ua en ru

Georgia aims to join EU along with Abkhazia and South Ossetia by 2030

Georgia aims to join EU along with Abkhazia and South Ossetia by 2030 Irakli Kobakhidze, Prime Minister of Georgia (photo: Getty Images)

Georgia wants to become an EU member by 2030, along with South Ossetia and Abkhazia, which are currently under Russian occupation, states Irakli Kobakhidze, Prime Minister of Georgia.

The Georgian prime minister made this statement in his greetings on Georgia's Independence Day.

"Our Georgian dream is to live in a united and strong Georgia by 2030 together with our Abkhaz and Ossetian brothers and sisters. United and strong Georgia should become a fully-fledged member of the European family in 2030!" Kobakhidze wrote.

Russia's occupation of South Ossetia and Abkhazia began during the Russian-Georgian war in August 2008. After a brief but intense conflict, Russia recognized the "independence" of both Georgian regions, established military bases and exerted significant influence there.

Georgia and most of the international community, including Ukraine, consider these territories to be occupied by Russia.

Georgia's European future is under threat

Today, however, Georgia's European future is in jeopardy due to the controversial law on foreign agents that was approved by the Georgian parliament in May. The law is similar to Russian legislation and could restrict the rights of non-governmental organizations and independent media that receive foreign funding.

The EU and NATO have warned Georgia that the adoption of this law could become an obstacle to Georgia's European and Euro-Atlantic integration. Moreover, the EU is now proposing to cancel the visa-free regime for Georgia, and the United States plans to impose sanctions on the authors of the scandalous law.

Georgian President Salome Zurabishvili does not support the law on foreign agents and has vetoed it. However, the Georgian parliament plans to override the presidential veto in June and finally approve the document.

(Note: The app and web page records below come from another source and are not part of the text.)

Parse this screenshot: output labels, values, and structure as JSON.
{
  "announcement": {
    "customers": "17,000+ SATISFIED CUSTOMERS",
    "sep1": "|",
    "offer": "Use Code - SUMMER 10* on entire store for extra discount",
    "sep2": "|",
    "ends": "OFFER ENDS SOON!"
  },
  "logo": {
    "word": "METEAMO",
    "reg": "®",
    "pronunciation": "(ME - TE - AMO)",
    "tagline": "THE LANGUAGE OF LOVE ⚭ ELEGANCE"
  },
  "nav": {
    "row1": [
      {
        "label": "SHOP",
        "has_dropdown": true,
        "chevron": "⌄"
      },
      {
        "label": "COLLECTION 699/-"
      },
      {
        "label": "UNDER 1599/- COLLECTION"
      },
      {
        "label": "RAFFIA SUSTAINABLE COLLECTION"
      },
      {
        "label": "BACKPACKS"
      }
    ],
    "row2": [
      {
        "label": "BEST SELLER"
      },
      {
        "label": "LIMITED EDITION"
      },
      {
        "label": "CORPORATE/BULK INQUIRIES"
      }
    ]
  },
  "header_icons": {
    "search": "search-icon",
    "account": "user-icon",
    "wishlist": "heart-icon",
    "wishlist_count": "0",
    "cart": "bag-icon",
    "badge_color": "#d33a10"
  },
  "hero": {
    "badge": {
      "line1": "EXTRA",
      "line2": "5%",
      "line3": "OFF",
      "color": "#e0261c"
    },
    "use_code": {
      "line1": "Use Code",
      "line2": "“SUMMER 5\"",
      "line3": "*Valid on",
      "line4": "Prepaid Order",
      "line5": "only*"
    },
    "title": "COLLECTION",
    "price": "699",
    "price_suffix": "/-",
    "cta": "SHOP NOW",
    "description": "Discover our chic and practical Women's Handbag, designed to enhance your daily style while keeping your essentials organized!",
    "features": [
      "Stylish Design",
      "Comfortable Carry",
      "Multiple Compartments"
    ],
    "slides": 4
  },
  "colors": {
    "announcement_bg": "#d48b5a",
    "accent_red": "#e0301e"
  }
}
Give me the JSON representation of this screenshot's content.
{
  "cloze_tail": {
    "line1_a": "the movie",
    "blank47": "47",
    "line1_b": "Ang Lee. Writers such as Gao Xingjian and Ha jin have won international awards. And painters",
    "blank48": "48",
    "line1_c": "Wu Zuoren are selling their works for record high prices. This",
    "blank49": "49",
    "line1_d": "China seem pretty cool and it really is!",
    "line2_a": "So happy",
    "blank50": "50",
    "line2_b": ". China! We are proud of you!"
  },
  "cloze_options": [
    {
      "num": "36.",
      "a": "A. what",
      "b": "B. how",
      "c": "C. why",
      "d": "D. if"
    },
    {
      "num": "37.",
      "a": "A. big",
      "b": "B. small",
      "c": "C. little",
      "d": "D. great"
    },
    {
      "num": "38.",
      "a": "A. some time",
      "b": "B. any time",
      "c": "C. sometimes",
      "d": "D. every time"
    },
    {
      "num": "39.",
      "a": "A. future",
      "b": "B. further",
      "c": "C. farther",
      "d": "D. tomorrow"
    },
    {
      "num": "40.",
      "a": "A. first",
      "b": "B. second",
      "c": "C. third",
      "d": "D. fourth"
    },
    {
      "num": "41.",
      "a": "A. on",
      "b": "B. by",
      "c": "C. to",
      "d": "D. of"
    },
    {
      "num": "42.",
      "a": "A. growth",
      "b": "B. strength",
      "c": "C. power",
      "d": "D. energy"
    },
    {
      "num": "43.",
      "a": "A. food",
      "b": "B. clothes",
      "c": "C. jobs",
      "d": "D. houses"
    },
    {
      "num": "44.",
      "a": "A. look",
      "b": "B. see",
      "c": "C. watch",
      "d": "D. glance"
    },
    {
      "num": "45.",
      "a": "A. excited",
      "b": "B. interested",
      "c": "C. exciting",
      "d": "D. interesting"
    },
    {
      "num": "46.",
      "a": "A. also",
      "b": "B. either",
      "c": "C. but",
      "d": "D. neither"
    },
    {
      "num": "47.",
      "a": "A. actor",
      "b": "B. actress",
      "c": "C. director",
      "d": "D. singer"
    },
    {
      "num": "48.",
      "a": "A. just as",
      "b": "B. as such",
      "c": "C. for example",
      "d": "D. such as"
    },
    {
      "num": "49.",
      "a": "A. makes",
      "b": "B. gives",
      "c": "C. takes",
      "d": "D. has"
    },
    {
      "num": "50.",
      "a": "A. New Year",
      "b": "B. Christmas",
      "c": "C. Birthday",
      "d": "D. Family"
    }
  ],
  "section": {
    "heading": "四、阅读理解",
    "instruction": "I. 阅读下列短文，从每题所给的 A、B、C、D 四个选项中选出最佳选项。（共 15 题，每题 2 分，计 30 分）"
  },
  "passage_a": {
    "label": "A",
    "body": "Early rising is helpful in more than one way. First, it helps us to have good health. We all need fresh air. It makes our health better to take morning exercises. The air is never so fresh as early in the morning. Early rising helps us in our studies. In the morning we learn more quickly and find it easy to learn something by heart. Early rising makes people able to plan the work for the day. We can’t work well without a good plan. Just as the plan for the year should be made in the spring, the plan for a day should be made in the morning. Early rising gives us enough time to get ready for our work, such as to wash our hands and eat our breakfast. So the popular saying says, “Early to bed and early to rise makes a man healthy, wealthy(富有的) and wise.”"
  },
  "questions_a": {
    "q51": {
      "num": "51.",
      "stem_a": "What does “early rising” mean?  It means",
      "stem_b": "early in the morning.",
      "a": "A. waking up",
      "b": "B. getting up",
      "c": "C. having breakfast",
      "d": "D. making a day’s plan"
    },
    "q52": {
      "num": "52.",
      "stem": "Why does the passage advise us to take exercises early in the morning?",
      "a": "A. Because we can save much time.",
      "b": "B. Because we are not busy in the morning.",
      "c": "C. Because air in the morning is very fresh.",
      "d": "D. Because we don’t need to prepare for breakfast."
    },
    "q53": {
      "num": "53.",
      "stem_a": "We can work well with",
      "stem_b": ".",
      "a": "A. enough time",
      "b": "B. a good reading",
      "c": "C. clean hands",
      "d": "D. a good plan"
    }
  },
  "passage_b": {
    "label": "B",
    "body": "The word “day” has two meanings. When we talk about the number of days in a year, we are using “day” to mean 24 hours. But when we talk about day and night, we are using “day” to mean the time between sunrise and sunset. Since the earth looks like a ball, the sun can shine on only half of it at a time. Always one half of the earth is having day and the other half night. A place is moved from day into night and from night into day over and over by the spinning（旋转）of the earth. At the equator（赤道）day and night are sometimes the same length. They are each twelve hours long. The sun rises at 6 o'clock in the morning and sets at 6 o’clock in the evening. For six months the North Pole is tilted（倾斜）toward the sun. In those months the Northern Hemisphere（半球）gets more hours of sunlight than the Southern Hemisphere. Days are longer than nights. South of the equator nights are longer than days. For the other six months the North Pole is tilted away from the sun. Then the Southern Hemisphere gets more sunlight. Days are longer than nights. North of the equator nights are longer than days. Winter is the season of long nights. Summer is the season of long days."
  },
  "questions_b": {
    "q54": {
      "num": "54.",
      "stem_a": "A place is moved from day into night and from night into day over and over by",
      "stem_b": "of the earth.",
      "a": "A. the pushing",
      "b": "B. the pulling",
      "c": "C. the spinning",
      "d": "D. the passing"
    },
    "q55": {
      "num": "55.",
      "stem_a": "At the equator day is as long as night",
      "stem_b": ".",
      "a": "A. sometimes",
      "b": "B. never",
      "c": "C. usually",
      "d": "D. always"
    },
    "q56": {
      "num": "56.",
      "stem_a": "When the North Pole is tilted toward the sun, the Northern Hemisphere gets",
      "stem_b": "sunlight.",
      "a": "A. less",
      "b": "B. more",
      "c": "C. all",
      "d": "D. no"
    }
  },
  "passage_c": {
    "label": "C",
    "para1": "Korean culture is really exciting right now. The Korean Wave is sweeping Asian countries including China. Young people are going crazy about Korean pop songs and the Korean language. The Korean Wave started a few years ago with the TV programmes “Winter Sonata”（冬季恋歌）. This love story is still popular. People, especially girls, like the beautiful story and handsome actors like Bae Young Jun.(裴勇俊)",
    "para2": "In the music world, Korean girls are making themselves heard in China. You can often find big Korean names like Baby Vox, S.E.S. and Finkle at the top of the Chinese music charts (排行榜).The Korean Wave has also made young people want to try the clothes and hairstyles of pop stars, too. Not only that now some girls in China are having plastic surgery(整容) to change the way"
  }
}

Read more about the scandalous law and the situation in Georgia in RBC-Ukraine's article.